I actually like the Hawaiian (it's his irrational fans that irk me), but I'm not falling for his charms this time. He peddles the same sales pitch from fight to fight. This time he's serious and this time he's training hard and this time will be different and blabbity freakin' blah. When we last saw him, Penn was handily defeated by Nick Diaz.
And he's been out of action for over a year.
That doesn't bode well for a fighter who already has questionable conditioning to begin with. MacDonald's wrestling and top heavy game -- like his buddy GSP at TriStar gym in Montreal -- will be too much for the fading former champion. If he retires (again) after this loss, then he will have done himself an incredible disservice.

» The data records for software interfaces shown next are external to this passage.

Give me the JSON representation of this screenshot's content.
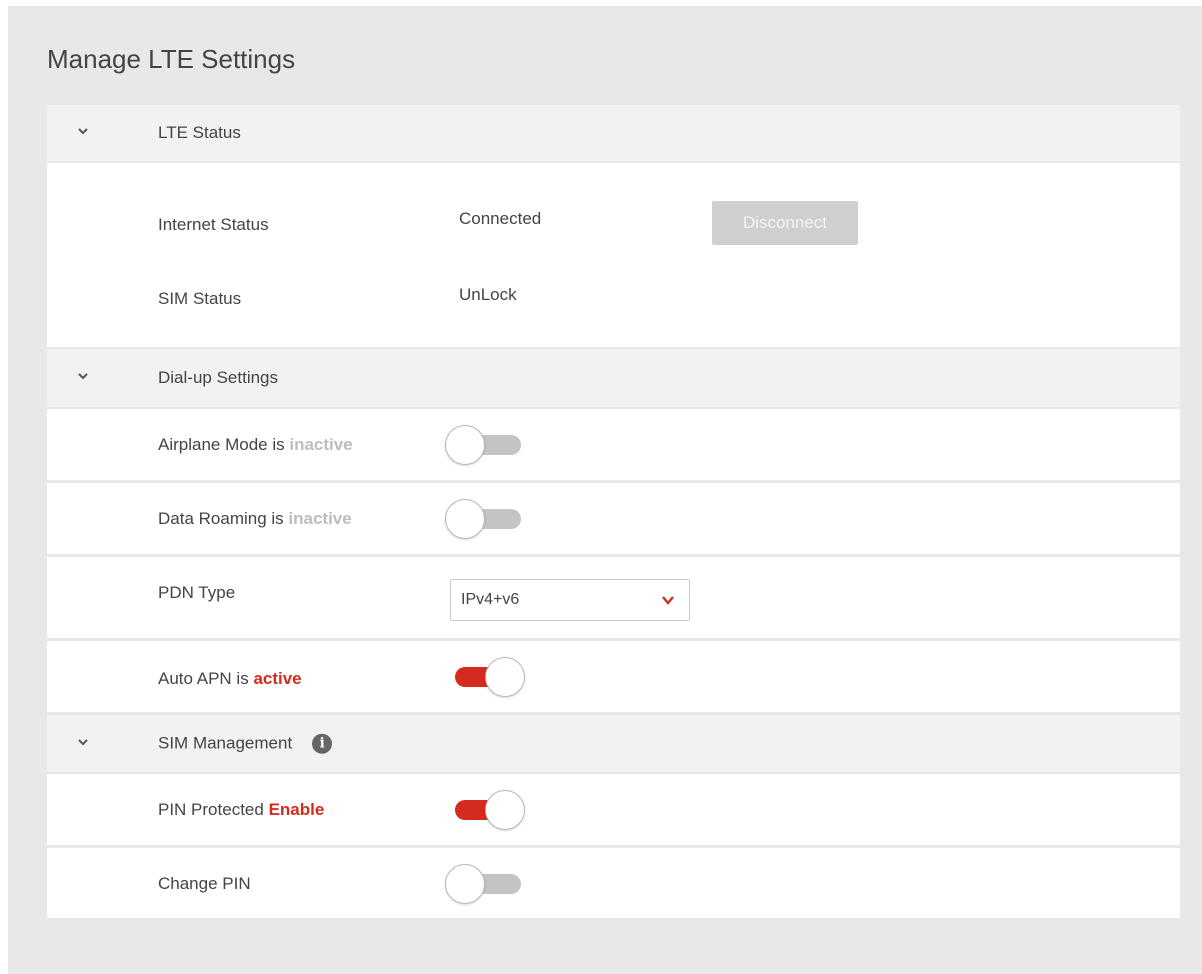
{
  "page": {
    "title": "Manage LTE Settings"
  },
  "lte_status": {
    "header": "LTE Status",
    "internet_status_label": "Internet Status",
    "internet_status_value": "Connected",
    "disconnect_label": "Disconnect",
    "sim_status_label": "SIM Status",
    "sim_status_value": "UnLock"
  },
  "dialup": {
    "header": "Dial-up Settings",
    "airplane_prefix": "Airplane Mode is ",
    "airplane_state": "inactive",
    "airplane_on": false,
    "roaming_prefix": "Data Roaming is ",
    "roaming_state": "inactive",
    "roaming_on": false,
    "pdn_label": "PDN Type",
    "pdn_value": "IPv4+v6",
    "auto_apn_prefix": "Auto APN is ",
    "auto_apn_state": "active",
    "auto_apn_on": true
  },
  "sim_mgmt": {
    "header": "SIM Management",
    "info_icon": "info-circle-icon",
    "pin_prefix": "PIN Protected ",
    "pin_state": "Enable",
    "pin_on": true,
    "change_pin_label": "Change PIN",
    "change_pin_on": false
  },
  "colors": {
    "accent": "#d52b1e",
    "inactive_text": "#bdbdbd",
    "toggle_off": "#c4c4c4",
    "background": "#e8e8e8"
  }
}
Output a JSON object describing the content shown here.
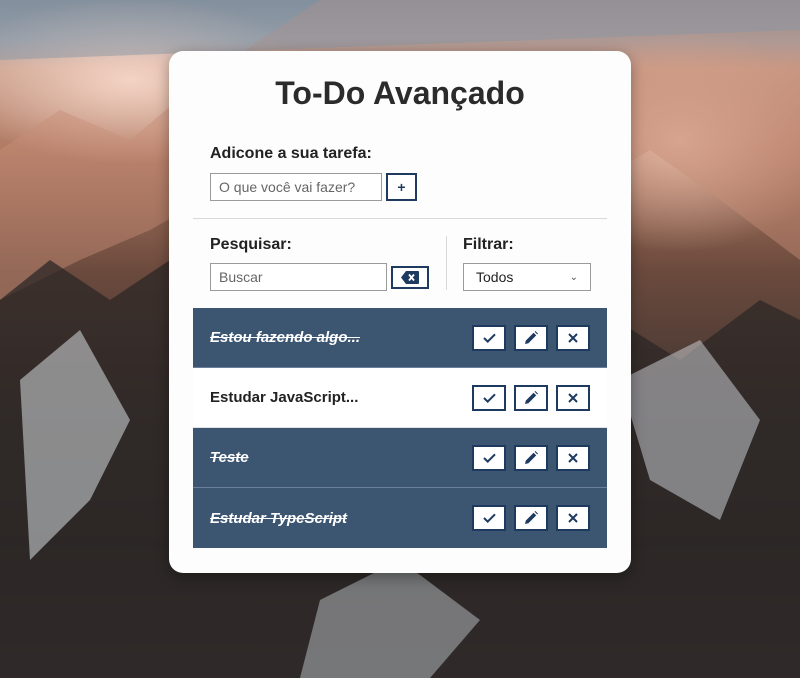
{
  "app": {
    "title": "To-Do Avançado"
  },
  "add": {
    "label": "Adicone a sua tarefa:",
    "placeholder": "O que você vai fazer?",
    "button": "+"
  },
  "search": {
    "label": "Pesquisar:",
    "placeholder": "Buscar"
  },
  "filter": {
    "label": "Filtrar:",
    "selected": "Todos"
  },
  "todos": [
    {
      "text": "Estou fazendo algo...",
      "done": true
    },
    {
      "text": "Estudar JavaScript...",
      "done": false
    },
    {
      "text": "Teste",
      "done": true
    },
    {
      "text": "Estudar TypeScript",
      "done": true
    }
  ],
  "icons": {
    "finish": "check-icon",
    "edit": "pencil-icon",
    "remove": "close-icon",
    "erase": "backspace-icon"
  },
  "colors": {
    "accent": "#1e3a5f",
    "done_bg": "#3c5570"
  }
}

All because he didn't want to cut to lightweight.
Final prediction: MacDonald def. Penn via technical knockout
170 lbs.: Matt Brown (15-11) vs. Mike Swick (15-4)
Nostradumbass predicts: There are no titles on the line and neither competitor gets "in the mix" with a win in Seattle. So why is this such a great opener? Because Matt Brown and Mike Swick are the kind of fighters that bring the noise.
Brown is lucky to have a job after losing four of five, but he got himself back on television by stringing together three straight wins. In addition to securing two technical knockout finishes, he derailed the hype train of Stephen Thompson, who was the media's "Wonderboy" after one measly win.
While a 15-11 record doesn't make you "Immortal," he does have 13 finishes in 15 wins and just as importantly, nine finishes in 11 losses. He doesn't like putting his fate in the hands of the judges and the way they've been known to fuck things up, I don't blame him.
But will that style betray him on Saturday night?
I believe it does. While Swick was sidelined for two years with a laundry list of ills, he managed to come back with a bang -- literally -- against DaMarques Johnson last August. He didn't look entirely comfortable inside the Octagon; however, I think it was a good start to getting back to form and those jitters should be ancient history.
He should still fear the knockout.
Brown is one of those guys that puts 100 percent into every punch, which means Swick needs to stay out of range and pepper him with the jab. If he's successful, he'll force the "Quick" takedown and that, my friends, is when the long lost "Swickotine" makes its triumphant return.
Final prediction: Swick def. Brown via submission
That's a wrap, folks.
For previews and predictions on the preliminary card fights click here and here. To see all the odds and betting lines for UFC on FOX 5 click here and remember to come check us out after the show for all the latest results, recaps and coverage of "Henderson vs. Diaz."
What do you think? Now it's your turn ... let us have it in the comments section and share your thoughts and picks for tomorrow night's event.